In Óbidos, Portugal, an UNESCO Creative City of Literature, shelves in one of the city’s many bookstores hold colorful volumes on Portuguese history and culture, a selection of fiction, and an array of guidebooks, postcards, and bookmarks. On a recent trip through this store, I scanned the shelves and walked up the stairs to the second level, where I took in the view. The books appealed to me, but, housed in a former church, the bookstore itself was also an attraction.
Cities have inevitable life cycles, so it only makes sense that the buildings that make up cities do too. Nothing lasts forever, and that’s okay.
But what cities do with abandoned buildings has the opportunity not only to keep them from falling into disrepair but can also inject vitality and economic stimulus into destinations.

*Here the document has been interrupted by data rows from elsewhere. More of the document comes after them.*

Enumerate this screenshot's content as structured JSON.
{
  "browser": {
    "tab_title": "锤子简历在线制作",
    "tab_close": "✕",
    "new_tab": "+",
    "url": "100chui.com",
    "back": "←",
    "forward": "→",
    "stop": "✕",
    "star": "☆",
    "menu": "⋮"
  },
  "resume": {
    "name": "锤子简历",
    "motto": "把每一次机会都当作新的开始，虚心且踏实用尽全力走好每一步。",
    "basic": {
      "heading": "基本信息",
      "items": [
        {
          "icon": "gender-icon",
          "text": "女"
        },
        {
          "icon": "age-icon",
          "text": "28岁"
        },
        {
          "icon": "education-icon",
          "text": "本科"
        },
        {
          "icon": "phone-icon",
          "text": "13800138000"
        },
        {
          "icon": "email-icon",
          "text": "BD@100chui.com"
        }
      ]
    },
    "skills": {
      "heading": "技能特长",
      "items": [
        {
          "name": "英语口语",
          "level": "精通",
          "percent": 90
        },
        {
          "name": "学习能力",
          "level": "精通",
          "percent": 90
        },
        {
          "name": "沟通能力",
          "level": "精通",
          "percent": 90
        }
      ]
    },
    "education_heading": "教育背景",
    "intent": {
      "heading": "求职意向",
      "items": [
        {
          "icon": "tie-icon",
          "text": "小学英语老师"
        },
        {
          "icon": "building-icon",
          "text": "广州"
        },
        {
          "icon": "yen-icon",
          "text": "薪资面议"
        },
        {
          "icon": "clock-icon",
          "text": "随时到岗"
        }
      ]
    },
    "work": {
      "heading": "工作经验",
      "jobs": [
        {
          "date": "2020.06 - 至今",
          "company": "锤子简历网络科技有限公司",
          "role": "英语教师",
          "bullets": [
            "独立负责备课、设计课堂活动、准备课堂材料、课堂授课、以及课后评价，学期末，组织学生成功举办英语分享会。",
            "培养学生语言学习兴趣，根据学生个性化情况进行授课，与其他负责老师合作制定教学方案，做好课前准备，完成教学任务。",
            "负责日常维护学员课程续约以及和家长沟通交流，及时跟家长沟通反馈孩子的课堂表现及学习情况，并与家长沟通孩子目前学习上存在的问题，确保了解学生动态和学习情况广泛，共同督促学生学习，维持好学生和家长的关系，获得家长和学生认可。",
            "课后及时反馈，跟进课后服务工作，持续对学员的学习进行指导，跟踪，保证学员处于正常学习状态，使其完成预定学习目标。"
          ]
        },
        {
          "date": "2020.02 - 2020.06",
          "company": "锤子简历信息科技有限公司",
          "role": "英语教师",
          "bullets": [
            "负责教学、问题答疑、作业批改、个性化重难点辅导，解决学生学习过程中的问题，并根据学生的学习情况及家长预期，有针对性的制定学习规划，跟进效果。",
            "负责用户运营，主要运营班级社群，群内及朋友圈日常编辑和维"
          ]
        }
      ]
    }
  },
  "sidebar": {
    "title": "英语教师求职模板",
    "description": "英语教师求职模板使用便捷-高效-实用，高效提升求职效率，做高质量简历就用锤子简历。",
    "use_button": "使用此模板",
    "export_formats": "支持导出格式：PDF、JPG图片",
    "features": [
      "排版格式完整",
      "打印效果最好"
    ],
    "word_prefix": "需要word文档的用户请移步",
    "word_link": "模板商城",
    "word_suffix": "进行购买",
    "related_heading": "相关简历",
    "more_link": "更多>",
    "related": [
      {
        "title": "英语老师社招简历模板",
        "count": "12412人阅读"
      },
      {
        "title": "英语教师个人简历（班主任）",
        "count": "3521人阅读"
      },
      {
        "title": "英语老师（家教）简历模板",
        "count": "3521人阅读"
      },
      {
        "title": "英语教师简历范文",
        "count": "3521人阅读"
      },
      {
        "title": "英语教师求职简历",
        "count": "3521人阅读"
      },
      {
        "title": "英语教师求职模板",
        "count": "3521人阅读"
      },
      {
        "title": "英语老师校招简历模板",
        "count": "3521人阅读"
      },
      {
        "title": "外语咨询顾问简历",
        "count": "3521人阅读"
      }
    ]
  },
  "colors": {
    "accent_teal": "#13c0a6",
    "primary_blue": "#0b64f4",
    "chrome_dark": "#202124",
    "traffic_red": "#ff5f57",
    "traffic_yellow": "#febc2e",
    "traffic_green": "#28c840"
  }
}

There is a powerful argument to be made for constructing new buildings versus repurposing or reusing those already constructed. New buildings can be made to suit a specific, new purpose. They don’t need to be retrofitted to meet present-day safety or preservation standards. And it may be less expensive to use new materials instead of paying to adapt old fixtures and design features.
But there are also lots of good reasons not to let a building sit unoccupied. If possible, it’s in a community’s best interest to breathe new life into those buildings through adaptive reuse. And when the new use can be positioned in a way that entices travelers, it offers a chance to tell a multifaceted and interesting story about the destination.
“Adaptive reuse is a process that changes a disused or ineffective item into a new item that can be used for a different purpose. Sometimes, nothing changes but the item’s use.” – Australian Department of the Environment and Heritage
In addition to Óbidos’ bookstore in a former church, during my trip to Portugal I also visited a photography museum housed in a former prison in Porto. The photography exhibits were interesting, but, as a traveler, the backstory of the building was just as appealing to me.
And it doesn’t stop there: One of the highlights on a trip to Toronto, Canada, several years ago was to a former distillery factory that housed studio artists. On a recent trip to Salt Lake City, a friend and I had lunch and did some shopping in a former trolley barn. The Mob Museum in Las Vegas is housed in the former courthouse and post office building. And guests sleep in buildings around the world that were used for something else long before they were hotels.
Before destinations choose to destroy buildings in their jurisdiction, it may be worth taking a second look at how they can be turned into adaptive reuse projects. Finding creative ways to give new life to old buildings may be just the thing that turns an average destination into one with that extra, intriguing story.